_Task objective_.
Using the listing, copy each whole line that features "title".

_Extracted information_.
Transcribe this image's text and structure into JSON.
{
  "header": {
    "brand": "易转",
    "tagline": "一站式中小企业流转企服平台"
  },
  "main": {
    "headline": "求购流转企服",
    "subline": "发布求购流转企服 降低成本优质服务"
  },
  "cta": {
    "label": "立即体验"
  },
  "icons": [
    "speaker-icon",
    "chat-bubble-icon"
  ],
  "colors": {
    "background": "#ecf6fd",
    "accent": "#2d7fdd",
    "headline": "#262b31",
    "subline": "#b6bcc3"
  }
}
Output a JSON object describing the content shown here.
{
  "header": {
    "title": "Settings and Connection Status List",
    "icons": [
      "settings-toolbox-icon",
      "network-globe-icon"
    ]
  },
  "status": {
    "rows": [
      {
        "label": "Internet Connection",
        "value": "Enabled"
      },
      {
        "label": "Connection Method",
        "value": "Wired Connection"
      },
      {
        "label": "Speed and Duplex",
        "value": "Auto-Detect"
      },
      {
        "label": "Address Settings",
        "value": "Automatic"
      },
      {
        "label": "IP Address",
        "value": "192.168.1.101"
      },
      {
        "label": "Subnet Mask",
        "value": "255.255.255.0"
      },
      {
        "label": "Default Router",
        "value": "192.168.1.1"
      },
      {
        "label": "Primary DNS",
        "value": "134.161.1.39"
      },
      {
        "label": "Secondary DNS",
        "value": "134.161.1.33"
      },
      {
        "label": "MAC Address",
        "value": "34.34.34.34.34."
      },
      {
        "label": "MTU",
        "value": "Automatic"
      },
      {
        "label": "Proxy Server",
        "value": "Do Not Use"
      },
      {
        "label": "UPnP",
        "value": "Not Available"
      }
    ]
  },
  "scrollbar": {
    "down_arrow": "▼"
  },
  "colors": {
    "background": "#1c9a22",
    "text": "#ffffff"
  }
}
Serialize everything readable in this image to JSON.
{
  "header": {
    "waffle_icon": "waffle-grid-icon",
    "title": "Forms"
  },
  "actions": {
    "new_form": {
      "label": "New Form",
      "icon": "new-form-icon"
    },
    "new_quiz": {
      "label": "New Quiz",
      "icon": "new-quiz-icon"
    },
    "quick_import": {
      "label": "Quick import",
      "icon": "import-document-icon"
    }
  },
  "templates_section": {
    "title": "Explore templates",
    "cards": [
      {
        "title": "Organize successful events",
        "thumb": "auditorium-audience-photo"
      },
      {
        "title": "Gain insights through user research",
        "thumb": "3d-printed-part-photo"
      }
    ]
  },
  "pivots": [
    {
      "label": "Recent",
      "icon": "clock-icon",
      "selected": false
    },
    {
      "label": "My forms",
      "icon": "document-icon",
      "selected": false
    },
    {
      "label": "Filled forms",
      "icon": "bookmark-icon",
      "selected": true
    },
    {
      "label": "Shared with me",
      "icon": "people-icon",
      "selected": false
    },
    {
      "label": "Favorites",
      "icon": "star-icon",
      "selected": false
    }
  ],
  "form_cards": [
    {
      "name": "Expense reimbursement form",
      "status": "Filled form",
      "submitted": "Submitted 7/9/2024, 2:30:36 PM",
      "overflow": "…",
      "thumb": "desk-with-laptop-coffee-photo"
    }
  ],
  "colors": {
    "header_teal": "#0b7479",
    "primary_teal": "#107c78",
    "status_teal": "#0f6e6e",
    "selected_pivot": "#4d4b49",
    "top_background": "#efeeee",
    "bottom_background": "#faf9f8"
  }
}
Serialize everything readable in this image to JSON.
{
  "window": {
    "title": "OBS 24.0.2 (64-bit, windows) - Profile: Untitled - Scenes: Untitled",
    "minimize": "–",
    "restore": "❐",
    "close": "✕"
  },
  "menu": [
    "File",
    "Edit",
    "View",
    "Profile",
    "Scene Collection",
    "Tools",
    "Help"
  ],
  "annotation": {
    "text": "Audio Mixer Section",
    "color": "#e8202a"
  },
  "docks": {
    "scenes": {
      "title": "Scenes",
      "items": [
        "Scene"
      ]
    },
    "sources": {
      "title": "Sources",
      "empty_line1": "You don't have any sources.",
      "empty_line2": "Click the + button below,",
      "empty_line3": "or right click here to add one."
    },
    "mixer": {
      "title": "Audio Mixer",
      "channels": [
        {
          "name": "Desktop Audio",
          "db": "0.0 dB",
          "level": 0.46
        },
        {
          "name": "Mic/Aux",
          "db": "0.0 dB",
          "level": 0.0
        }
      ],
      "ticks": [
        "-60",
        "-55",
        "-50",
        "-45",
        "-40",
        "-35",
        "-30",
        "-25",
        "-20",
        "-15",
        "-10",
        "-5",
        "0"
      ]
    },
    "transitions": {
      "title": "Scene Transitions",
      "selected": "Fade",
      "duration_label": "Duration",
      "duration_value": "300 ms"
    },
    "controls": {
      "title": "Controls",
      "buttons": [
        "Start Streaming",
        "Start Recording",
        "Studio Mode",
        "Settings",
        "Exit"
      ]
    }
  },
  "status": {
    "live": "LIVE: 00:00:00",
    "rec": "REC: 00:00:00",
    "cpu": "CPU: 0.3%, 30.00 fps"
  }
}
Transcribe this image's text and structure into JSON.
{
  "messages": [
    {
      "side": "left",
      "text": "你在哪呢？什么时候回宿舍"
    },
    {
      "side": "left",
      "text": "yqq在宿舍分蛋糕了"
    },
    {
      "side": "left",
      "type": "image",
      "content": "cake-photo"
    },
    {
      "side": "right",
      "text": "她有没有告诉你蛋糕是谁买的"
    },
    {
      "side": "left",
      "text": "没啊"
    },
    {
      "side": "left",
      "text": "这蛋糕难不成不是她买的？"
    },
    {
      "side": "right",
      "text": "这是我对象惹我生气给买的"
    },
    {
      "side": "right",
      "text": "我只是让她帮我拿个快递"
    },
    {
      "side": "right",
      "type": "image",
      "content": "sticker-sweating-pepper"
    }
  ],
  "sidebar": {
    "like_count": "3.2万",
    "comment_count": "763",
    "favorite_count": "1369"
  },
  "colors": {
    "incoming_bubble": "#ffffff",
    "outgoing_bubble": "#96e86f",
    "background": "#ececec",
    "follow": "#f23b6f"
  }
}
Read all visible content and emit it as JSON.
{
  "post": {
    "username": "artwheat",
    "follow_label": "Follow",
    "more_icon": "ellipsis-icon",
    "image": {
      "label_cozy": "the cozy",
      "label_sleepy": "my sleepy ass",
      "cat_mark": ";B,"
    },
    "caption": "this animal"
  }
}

_Response area_.
    "title": "Settings and Connection Status List",
    "title": "Forms"
    "title": "Explore templates",
        "title": "Organize successful events",
        "title": "Gain insights through user research",
    "title": "OBS 24.0.2 (64-bit, windows) - Profile: Untitled - Scenes: Untitled",
      "title": "Scenes",
      "title": "Sources",
      "title": "Audio Mixer",
      "title": "Scene Transitions",
      "title": "Controls",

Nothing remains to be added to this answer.